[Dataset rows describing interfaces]
————————

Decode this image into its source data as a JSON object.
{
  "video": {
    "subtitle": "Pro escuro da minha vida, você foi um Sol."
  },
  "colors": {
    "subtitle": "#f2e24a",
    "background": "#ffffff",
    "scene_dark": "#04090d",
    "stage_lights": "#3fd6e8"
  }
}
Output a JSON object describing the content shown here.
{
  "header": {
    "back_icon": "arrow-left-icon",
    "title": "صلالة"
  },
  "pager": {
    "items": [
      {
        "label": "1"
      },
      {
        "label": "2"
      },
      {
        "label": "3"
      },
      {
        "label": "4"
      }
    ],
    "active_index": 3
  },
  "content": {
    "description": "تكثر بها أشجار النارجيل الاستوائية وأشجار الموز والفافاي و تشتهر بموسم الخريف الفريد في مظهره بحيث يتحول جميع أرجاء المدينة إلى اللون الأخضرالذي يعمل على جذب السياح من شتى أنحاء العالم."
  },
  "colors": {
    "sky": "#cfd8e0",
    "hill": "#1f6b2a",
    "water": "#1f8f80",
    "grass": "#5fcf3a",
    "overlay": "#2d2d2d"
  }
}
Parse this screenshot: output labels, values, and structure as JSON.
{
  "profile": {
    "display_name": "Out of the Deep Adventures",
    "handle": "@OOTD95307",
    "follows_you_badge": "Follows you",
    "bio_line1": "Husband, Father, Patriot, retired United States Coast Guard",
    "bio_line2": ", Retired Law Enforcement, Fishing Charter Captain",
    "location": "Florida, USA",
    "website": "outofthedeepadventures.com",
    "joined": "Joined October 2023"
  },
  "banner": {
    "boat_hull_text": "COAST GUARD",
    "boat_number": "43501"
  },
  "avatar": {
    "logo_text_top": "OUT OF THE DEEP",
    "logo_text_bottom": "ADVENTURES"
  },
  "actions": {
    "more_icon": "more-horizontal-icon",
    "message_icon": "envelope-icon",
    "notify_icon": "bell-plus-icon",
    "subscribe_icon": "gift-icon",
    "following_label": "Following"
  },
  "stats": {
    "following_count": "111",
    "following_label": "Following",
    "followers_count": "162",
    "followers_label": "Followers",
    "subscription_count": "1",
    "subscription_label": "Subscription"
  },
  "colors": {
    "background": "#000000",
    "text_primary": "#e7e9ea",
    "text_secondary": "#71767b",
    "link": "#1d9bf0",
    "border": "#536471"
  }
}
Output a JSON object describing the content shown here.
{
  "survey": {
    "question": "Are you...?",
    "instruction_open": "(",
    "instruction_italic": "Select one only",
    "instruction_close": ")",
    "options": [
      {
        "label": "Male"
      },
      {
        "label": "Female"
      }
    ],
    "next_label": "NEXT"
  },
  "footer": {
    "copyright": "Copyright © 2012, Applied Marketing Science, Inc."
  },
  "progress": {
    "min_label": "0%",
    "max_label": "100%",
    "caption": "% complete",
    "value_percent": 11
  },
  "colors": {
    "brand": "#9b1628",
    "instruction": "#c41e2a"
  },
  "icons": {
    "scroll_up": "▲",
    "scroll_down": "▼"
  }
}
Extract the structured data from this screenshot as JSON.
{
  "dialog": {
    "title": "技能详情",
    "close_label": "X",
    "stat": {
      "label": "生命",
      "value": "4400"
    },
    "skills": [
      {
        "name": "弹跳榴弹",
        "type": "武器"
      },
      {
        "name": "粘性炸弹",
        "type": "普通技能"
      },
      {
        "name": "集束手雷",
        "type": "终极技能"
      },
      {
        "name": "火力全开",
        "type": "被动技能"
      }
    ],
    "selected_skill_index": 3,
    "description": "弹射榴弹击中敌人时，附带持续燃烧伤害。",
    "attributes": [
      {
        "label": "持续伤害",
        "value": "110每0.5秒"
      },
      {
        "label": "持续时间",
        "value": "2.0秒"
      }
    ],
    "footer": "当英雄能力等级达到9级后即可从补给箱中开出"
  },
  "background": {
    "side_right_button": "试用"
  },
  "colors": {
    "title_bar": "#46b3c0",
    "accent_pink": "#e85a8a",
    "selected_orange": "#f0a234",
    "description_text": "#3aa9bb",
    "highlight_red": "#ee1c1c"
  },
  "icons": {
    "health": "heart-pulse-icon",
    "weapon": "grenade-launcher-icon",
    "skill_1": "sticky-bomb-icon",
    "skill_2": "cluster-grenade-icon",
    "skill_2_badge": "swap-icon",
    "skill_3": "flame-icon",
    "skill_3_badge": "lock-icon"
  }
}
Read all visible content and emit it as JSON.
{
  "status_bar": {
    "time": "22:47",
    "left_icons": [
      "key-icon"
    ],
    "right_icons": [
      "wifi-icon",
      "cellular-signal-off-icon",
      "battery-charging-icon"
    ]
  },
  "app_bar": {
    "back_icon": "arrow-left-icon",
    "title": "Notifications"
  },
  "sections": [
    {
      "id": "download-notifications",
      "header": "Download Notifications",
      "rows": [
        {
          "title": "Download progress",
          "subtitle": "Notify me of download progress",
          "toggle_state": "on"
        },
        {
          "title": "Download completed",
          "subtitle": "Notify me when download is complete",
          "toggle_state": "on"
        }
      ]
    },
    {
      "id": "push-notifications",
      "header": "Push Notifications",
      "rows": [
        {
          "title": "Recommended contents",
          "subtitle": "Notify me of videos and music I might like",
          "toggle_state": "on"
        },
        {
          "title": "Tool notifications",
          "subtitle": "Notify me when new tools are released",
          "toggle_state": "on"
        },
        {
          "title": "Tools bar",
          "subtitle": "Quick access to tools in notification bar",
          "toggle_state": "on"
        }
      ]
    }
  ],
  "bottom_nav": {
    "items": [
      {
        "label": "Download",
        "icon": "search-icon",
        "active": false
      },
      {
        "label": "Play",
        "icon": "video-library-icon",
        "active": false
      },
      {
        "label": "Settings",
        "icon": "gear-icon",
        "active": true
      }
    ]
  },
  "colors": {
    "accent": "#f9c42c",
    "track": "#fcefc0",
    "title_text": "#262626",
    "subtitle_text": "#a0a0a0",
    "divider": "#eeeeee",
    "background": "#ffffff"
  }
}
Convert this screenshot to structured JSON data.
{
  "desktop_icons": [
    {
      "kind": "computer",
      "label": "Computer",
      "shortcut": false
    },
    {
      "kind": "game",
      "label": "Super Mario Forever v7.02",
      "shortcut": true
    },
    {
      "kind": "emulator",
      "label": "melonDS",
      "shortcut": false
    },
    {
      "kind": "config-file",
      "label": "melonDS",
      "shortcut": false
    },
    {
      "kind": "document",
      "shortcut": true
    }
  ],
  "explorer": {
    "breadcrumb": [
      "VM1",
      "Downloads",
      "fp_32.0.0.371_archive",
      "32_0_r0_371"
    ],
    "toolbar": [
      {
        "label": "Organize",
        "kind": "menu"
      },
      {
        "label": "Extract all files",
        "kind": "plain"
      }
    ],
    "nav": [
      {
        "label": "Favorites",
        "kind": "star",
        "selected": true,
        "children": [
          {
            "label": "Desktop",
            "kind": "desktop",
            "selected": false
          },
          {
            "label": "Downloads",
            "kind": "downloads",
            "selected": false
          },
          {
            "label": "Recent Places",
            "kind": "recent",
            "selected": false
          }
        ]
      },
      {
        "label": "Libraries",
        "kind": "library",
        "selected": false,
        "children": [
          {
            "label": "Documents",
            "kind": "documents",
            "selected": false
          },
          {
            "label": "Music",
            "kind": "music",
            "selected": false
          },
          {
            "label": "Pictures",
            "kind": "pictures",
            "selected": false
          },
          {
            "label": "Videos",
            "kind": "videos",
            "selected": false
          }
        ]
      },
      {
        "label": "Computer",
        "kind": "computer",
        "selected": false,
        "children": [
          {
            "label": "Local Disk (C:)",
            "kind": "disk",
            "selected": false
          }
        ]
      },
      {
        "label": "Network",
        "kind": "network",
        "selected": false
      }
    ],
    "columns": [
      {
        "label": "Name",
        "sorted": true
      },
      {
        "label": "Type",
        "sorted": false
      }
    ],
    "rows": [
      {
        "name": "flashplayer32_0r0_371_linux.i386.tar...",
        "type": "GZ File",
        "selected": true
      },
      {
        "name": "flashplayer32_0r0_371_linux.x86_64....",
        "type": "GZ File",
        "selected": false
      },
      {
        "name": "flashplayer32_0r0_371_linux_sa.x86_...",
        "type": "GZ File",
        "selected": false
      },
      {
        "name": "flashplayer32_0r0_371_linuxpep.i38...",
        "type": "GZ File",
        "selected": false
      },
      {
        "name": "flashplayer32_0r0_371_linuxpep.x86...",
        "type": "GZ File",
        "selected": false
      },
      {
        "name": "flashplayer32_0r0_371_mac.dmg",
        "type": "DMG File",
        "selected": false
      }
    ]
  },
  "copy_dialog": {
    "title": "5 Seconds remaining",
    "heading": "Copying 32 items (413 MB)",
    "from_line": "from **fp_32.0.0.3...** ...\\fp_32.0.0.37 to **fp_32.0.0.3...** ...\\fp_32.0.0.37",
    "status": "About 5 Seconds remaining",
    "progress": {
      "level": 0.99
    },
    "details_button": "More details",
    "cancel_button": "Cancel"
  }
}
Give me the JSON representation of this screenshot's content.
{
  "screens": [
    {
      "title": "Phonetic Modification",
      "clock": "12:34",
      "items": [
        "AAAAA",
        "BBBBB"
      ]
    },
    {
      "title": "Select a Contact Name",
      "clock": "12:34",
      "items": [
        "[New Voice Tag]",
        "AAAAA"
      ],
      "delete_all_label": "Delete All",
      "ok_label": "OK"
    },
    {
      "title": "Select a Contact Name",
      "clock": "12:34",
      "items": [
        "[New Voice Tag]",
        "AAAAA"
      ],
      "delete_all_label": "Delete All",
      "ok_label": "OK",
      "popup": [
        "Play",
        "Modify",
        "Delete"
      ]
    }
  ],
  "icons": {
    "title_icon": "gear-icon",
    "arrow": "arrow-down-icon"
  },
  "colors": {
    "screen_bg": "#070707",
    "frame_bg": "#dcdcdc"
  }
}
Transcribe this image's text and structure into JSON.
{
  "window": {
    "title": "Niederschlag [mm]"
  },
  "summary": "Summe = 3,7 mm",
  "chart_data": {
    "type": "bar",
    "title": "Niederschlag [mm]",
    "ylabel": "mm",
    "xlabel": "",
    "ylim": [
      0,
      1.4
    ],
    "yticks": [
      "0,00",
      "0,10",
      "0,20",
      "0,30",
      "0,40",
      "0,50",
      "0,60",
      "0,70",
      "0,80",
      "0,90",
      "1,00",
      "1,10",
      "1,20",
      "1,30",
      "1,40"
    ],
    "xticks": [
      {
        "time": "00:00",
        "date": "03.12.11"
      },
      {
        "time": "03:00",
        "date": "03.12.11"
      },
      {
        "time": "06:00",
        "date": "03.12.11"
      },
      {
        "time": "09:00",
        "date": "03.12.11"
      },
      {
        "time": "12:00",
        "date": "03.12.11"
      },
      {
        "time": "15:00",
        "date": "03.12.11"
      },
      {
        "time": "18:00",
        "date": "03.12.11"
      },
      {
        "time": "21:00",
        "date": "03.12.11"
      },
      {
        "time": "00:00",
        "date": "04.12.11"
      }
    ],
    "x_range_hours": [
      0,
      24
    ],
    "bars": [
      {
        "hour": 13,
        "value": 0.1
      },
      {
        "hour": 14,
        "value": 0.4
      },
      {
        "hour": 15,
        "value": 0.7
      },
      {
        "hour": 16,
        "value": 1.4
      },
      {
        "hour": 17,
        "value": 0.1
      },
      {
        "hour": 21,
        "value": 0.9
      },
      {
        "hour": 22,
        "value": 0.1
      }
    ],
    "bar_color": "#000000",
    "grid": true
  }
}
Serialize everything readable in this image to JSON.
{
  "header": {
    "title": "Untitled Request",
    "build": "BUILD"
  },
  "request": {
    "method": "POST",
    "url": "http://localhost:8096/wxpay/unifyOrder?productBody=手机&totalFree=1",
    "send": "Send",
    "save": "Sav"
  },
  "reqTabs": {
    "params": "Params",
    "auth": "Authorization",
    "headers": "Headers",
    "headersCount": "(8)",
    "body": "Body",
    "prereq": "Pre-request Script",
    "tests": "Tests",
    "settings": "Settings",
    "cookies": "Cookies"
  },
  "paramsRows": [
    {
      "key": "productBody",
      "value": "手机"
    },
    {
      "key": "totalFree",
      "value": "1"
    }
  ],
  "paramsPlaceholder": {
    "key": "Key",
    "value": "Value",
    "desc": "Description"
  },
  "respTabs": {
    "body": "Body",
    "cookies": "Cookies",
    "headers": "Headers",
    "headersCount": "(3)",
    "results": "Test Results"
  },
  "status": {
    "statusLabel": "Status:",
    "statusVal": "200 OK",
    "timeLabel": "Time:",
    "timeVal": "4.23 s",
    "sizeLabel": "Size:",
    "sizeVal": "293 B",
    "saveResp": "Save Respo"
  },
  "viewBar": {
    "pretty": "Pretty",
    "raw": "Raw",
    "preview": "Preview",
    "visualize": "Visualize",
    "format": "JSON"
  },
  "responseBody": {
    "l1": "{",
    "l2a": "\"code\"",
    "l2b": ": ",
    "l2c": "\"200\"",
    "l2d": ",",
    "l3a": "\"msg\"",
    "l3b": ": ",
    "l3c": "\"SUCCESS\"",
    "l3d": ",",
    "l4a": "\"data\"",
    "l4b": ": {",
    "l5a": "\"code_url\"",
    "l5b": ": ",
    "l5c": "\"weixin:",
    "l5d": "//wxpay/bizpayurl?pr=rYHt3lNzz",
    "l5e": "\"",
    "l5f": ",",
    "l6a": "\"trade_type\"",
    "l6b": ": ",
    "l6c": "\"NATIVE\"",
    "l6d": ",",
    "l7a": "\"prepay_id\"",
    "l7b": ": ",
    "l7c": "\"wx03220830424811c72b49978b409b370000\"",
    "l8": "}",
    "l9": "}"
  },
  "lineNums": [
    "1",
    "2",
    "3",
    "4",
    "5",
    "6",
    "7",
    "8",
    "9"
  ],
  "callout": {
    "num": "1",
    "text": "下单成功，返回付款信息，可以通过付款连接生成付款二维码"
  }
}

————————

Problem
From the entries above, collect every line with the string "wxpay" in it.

Finished exercise
    "url": "http://localhost:8096/wxpay/unifyOrder?productBody=手机&totalFree=1",
    "l5d": "//wxpay/bizpayurl?pr=rYHt3lNzz",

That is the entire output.